by Kelvin Hodges
At Christmas, my nephew, a highly paid solar engineer, asked me why I paid extra for organic bananas. The skin of the banana should be enough to protect the flesh from pesticides. I said, “I buy organic bananas to protect the farmer and his family.” Never before has this truth been more evident.
Recent events in the US have exposed glyphosate as a danger to farming families. Three trials have successfully linked RoundUp and cancer; resulting in massive fines levelled against its maker. (Court cases have been launched here in Canada. If you have a family member who has been diagnosed with non-Hodgkin lymphoma, or a farming wife with aggressive breast cancer, you may wish to look into these actions further).
The company responsible for the initial safety research has now had three of its executives convicted of fraud for doctoring research on this product. Three! Fraud! Put in jail!
The most respected cancer research organization in the world, the International Agency for Research on Cancer [IARC], classified glyphosate as “a probable carcinogen” in 2015. Almost five years ago.
So, when I say I eat organic: yes. For me, its about saving our natural heritage. Protecting the environment. Second, its about protecting our farming families. Third, organic tastes better. Finally, fourth, yes, its about protecting my family’s health.
Remember, as a mother in Sweden proved, you can dramatically reduce the content of pesticides and herbicides in your family’s bloodstream by eating organic. Still, for me, one of the main reasons to eat organic remains: it helps protect farming families. Organic produce is also easy to find in the summer at your local farmer’s market. Many small farming families will benefit if you go support them. Win-win. Imagine that.
Of course glyphosate is not the only problem.
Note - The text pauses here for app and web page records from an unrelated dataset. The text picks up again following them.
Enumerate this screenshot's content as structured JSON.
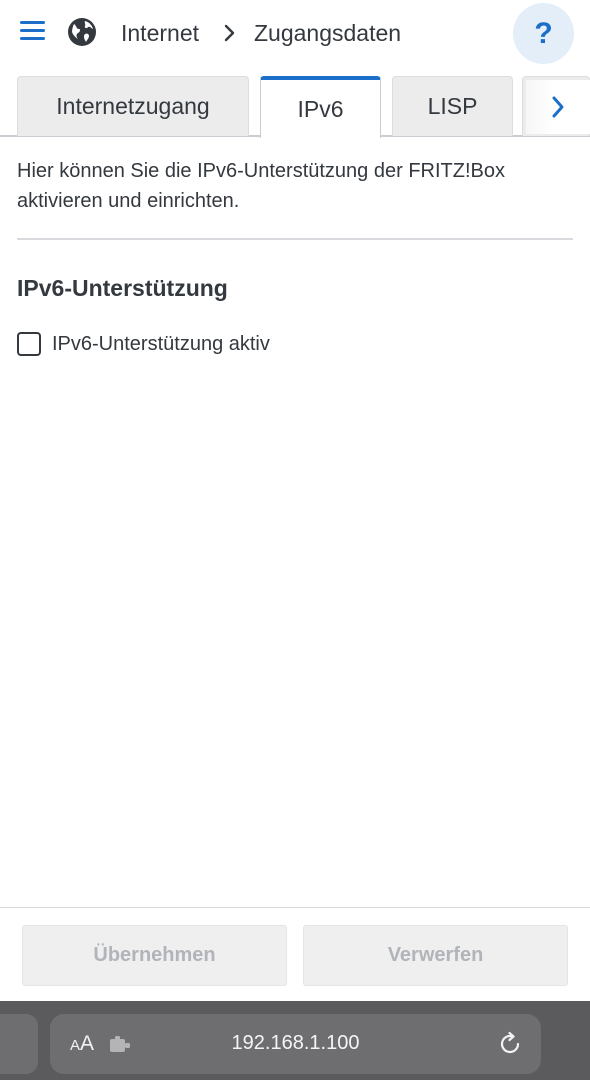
{
  "header": {
    "breadcrumb": [
      "Internet",
      "Zugangsdaten"
    ],
    "help_label": "?"
  },
  "tabs": [
    {
      "label": "Internetzugang",
      "active": false
    },
    {
      "label": "IPv6",
      "active": true
    },
    {
      "label": "LISP",
      "active": false
    }
  ],
  "content": {
    "intro": "Hier können Sie die IPv6-Unterstützung der FRITZ!Box aktivieren und einrichten.",
    "section_title": "IPv6-Unterstützung",
    "checkbox_label": "IPv6-Unterstützung aktiv",
    "checkbox_checked": false
  },
  "footer": {
    "apply_label": "Übernehmen",
    "discard_label": "Verwerfen"
  },
  "browser": {
    "text_size_small": "A",
    "text_size_big": "A",
    "url": "192.168.1.100"
  },
  "colors": {
    "accent": "#1b6fc9",
    "text": "#34393f",
    "disabled_text": "#b1b4b8",
    "browser_bar": "#5b5b5d"
  }
}
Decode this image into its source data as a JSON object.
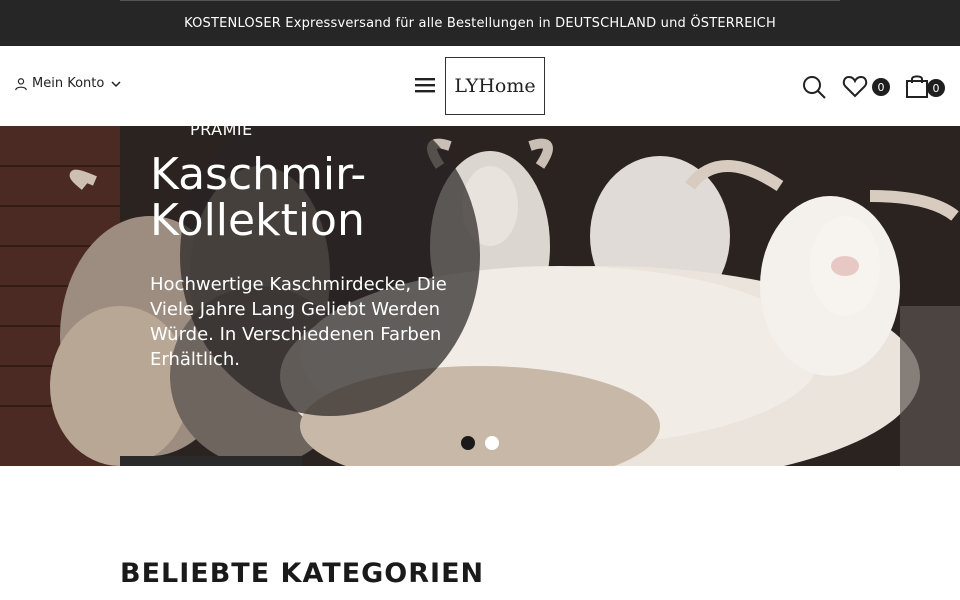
{
  "announcement": {
    "text": "KOSTENLOSER Expressversand für alle Bestellungen in DEUTSCHLAND und ÖSTERREICH"
  },
  "header": {
    "account_label": "Mein Konto",
    "logo_text": "LYHome",
    "wishlist_count": "0",
    "cart_count": "0"
  },
  "hero": {
    "kicker": "PRÄMIE",
    "title": "Kaschmir-Kollektion",
    "description": "Hochwertige Kaschmirdecke, Die Viele Jahre Lang Geliebt Werden Würde. In Verschiedenen Farben Erhältlich.",
    "slides_total": 2,
    "active_slide": 1
  },
  "categories": {
    "title": "BELIEBTE KATEGORIEN"
  },
  "colors": {
    "announcement_bg": "#262626",
    "text_dark": "#1a1a1a",
    "badge_bg": "#1f1f1f"
  }
}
We also have neonics: just a horrible poison for bees and many other insects, now also shown to change the behaviour of birds. As environmental problems go up the food chain and concentrate there, and we’re at the top of the food chain, one wonders about how big this problem gets. Neonics not only coat the seed used, but the dust from the coatings has been shown to be a real cause of concern.
Studies done in Quebec showed only 3.7% of crops planted benefited with higher yields with the inclusion of this highly toxic and untested chemical. All the better reason to ban it outright.
Once again, I call for the scientists to be listened to. We have excellent health and agriculture scientists in Canada. One can only wonder that they are not being listened to. Personally, I would like to see an investigation into why Health Canada allows glyphosate to continue as “safe.” It is not. It has been proven to be a health risk. How did it pass the 15 year review? How did Neonics get permission for sale? 10 years on and still no research submitted? A terrible poison has been unleashed for no good reason. It boggles.
This is why I talk about a “regenerative society.” We are past the point where sustainable is sufficient. We really need to start looking at how we rebuild our natural world. What processes can we use to create a healthy, biologically rich place for us and our children to grow up in. Luckily, everywhere you turn now, someone is doing something. Support them!
Not to mention: it will be fun. Projects, research, building. Whoo hoo! I have a new saying. My generation is the regeneration.
Kelvin Hodges is a regenerator of bird and bee habitat, EV driver, solar builder, science advocate and grandson of Mennonite farmers Pete and Tina.